Perhaps if they didn't, they would be forced to either make compromises or risk showing their true colors.

That is to say, they place their political priorities over the well being of their constituents.

Gregg's decision, and the RNC's approval of the decision calling it a "rebuke of Obama's liberal agenda" will turn out to be a large political mistake. First and foremost, if they are refusing to take positions offered to them, then they are willingly giving up power. Perhaps they believe that they can then turn on the Liberal Agenda Conspiracy theories, but of course we all know you can't claim a conspiracy power grab when the positions were willfully refused. They could have some modicum of power and a platform to share their ideas, but opt not to.

Perhaps they haven't any good ideas.

The other problem is that it makes them look bad. As if they could look any worse after the last eight years, and McCain's terrible campaign the remaining players opt to act like unhappy children, stomping off the playground, taking their elephant toys with them. The moderate Republican voter base, and the independent scene must be looking at them in awe right now. Perhaps even disappointment that they can't find it in their hearts and minds to make amends, and focus on the needs of the country, rather than ideological fodder.

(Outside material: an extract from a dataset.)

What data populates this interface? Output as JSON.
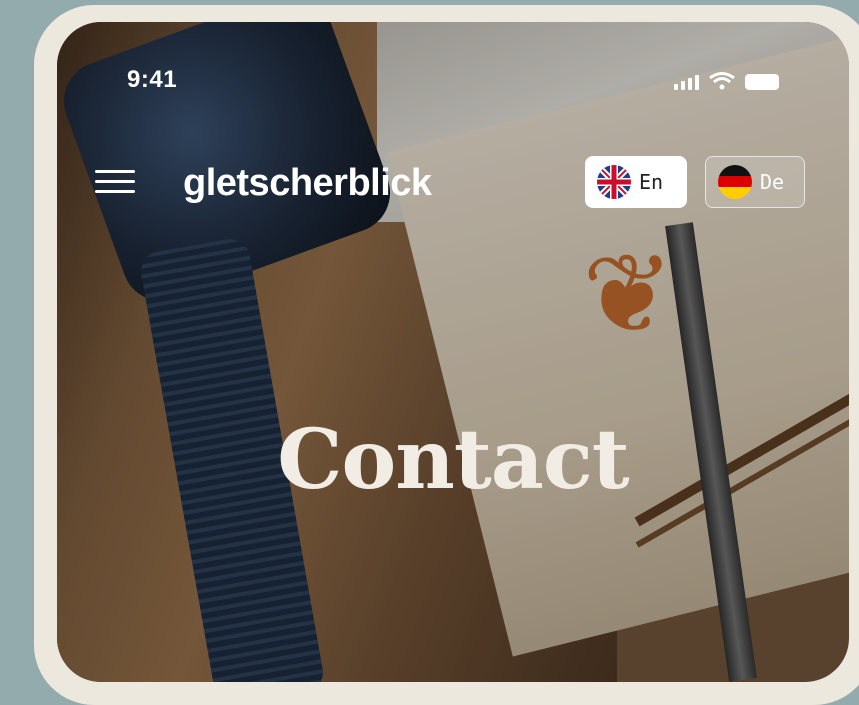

Placing one's political party over the needs of the people in the areas one represents sounds eerily familiar to another type of political ideology. But I'll leave it to you to guess what that is.


A.N.S.W.E.R. To March in DC

From ANSWER's mainpage:

We are organizing a Mass March on the Pentagon on Saturday, March 21, and it is important that you and your family, friends, co-workers and fellow students put on your marching shoes that day. People are coming from all over the country. Simultaneous demonstrations are taking place in San Francisco and Los Angeles. [...] Why are we still marching even after the war criminal George W. Bush has left office? Because the people must speak out for what is right. More than 1 million Iraqis have died and tens of thousands of U.S. troops have been wounded or killed.

I am glad to hear that the optimism of the new administration hasn't made us forget that there is still work to be done.

I am far more confident now, however, that the new administration will look more favorably upon the requests of the populace than the Bush administration.

There is also a rumor - my dear Anarchist and Socialist and anti-capitalist friends, that there will be an anti-capitalist theme within the group(s). So for those of you who oppose the greedy corporations handouts going towards bonuses etc...this would be an excellent time to begin making your voices heard.

There is also a petition, from MoveOn.org to make the salary caps and restrictions retroactive.

From the page:
Wall Street banks distributed $18.4 billion in year-end bonuses in 2008. $18.4 billion to the people who crippled our economy with their recklessness and greed and then took $700 billion of our money.

President Obama took an important first step, limiting pay at companies taking bailouts going forward. But Congress is considering going even further.

Congress can apply the limits retroactively, and might even take back some of the most extravagant bonuses at firms that take taxpayer money. A huge public outcry will put them over the edge.

A compiled petition with your individual comment will be presented to your senators and representative.

Please sign up, and drop a note if you would like more information about the march, or might need transportation.